MCDONALD'S SWNEWS4U.COM CO-GAME OF THE WEEK (Jan. 17–24)
PREP ESPORTS: Division 3 2022 Esports State Tournament
By Tom Gunnell, Republican Journal/Tri-Country Press
MADISON – The Benton/Scales Mound/Shullsburg esports team invaded Madison last Saturday with a single goal in mind- to bring home a state title. The Knights did so with authority.
With a pair of 3-0 victories over Walden III High School (Racine) and Fennimore High School, the BSMS Knights’ Overwatch team captured the Division 3 State Championship at the 2022 Esports State Tournament hosted by the Wisconsin High School Esports Association (WHSEA) at Madison College on Saturday, Jan. 22.
The Knights joined D1’s Bay Port and D2’s Madison Edgewood as state champions in the game of Overwatch, a team-based multiplayer first-person shooter game in which two teams of six vs. six work to complete map-specific objectives within a limited period of time. Players select their characters from a large roster, known as “heroes’, with unique abilities.
Team captain Colin Montayne (tank) led teammates Owen Fennell (tank), Garrett Ray (support), Isaac Hefferan (support), Nevada Sandlin (DPS) and Luke Unbehaun (DPS). Montayne, Ray and Sandlin were selected as All-State recipients following the competition with Montayne earning MVP honors.
“The team worked really hard this year.
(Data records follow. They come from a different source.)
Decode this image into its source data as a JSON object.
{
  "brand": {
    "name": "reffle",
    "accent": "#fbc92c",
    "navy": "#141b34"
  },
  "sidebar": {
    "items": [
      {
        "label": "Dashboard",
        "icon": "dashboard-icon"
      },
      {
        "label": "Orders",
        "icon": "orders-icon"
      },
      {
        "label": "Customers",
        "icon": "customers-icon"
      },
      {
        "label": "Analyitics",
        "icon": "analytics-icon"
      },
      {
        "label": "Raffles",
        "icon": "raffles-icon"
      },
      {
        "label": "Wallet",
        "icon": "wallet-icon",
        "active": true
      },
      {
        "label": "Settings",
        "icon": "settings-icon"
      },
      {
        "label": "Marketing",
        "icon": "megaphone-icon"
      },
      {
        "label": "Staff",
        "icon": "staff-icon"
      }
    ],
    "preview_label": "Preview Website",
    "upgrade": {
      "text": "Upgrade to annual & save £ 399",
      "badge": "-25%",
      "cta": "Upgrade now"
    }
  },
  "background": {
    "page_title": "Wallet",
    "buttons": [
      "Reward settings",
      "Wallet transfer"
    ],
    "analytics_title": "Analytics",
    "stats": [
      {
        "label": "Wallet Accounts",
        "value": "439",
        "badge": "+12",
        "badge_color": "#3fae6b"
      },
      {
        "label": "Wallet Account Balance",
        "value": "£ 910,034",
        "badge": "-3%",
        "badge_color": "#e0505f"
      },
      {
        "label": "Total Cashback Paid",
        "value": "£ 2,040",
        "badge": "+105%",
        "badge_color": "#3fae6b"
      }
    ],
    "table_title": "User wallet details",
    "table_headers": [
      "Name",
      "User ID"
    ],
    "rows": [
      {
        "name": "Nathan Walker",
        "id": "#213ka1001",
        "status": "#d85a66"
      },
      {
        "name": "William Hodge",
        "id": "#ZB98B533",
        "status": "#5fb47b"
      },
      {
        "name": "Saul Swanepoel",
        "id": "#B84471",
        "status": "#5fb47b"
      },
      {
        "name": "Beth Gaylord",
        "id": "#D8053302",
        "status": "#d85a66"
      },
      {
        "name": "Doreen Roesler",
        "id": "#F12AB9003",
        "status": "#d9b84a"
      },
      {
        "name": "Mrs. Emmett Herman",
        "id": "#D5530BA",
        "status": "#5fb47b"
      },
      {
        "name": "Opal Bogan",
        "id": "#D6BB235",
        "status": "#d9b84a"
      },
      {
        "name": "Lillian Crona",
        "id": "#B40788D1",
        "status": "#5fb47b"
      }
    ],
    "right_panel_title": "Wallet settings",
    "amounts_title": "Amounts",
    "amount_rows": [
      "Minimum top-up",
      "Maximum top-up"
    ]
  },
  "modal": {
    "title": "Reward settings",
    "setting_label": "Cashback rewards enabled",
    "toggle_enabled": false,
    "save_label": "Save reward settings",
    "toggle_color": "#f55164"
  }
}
After losing their first game of the season, I thought it was going to be a long road to state, but these players absolutely proved me wrong, winning every single game and match since that loss,” said Coach Brooks Duff-Bowers.
“They had late night practices, accommodating any player who was involved in another sport. They were largely autonomous, because they practiced so late, I wasn't able to really watch them practice too often. Colin, the team captain, did a great job of making sure they had practice, and keeping them focused on their goals. They improved so much over this season, and I cannot wait for them to show what they can do next year.”
Esports is a pretty new sports’ program offered by the area schools, but it is a program that has grown rapidly in popularity over a small period of time. Duff-Bowers noted that he has over 30 students competing on the various BSMS teams this season. Each semester the WHSEA sponsors two different games for schools across the state to compete in against one another in both varsity and junior varsity competitions.
The competitions are held online with team members sometimes participating with school computers and others using their gaming equipment at home.
“We were so lucky that our administrations and school boards were on board with this program from the start, even providing us with some start-up funding to improve our equipment. This year we received a generous donation that allowed us to build a new computer for our team, proving the student with a really great STEM opportunity as well,” Duff-Bowers commented.
Last year, the BSMS team had a 5-4 record and lost in the state quarterfinals to Bruce by a 3-2 margin. This year the team– with many of the same players as last year– posted an 11-1 record on the way to earning the state title.
“These guys have had a lot of time to get good at communicating with each other, knowing each other's play styles, and that’s why they were able to do so much better this year,” Duff-Bowers pointed out.
While all of the players on the Overwatch team are involved in other athletic sports, Duff-Bowers explained some of the other esport teams at the school have students who aren't able to or have no desire to play traditional sports. Esports provides them an opportunity to participate in a competitive setting and the chance to improve their skills, while also giving them a reason to perform well in school.
“Some students may have some health problems preventing them from playing traditional sports. Or, they may have other commitments they need to attend to. Or, maybe, they just don’t like athletic sports. Esports provides a chance for a non-traditional setting that many students thrive in. It is so much more than ‘just video gaming’,” remarked Duff-Bowers.
“The players are held to the same standard as our other student athletes, so they need to keep their grades up to play. For many of them, this motivates them to keep their grades up and perform better in school, which they didn't have before.”
The video game industry is a multi-billion dollar business and esports has become a multi-million dollar industry in itself and it is still growing and growing. Students can receive scholarships to play esports at the collegiate level, and the games have found there way onto mainstream media with television networks such as ESPN broadcasting the competitions.
“Esports is just as legitimate of an option as any other sport. The amount of technical skill you need to have to be successful in this game is far more than most other sports too. Hand-eye coordination, accuracy, ability timing, ability usage, all of these hard skills that these kids need to perfect. The soft skills too, teamwork, communication, leadership, a team cannot win without these,” said Duff-Bowers.
At Saturday’s state tournament event, representatives from 14 colleges from around the midwest were on hand and spoke on various panels throughout the day, including presentations on how esports fit into life in college and the relationship between esports and mental health.
State titles were also handed out to Racine Case (D1), Elkhorn (D2), Fox Valley Lutheran (D3) and Random Lake (D4) in the game of Super Smash Bros., a fighting game series published by Nintendo, which primarily features characters from various Nintendo franchises.
Starting in February, the BSMS esports teams will resume competition in two new games.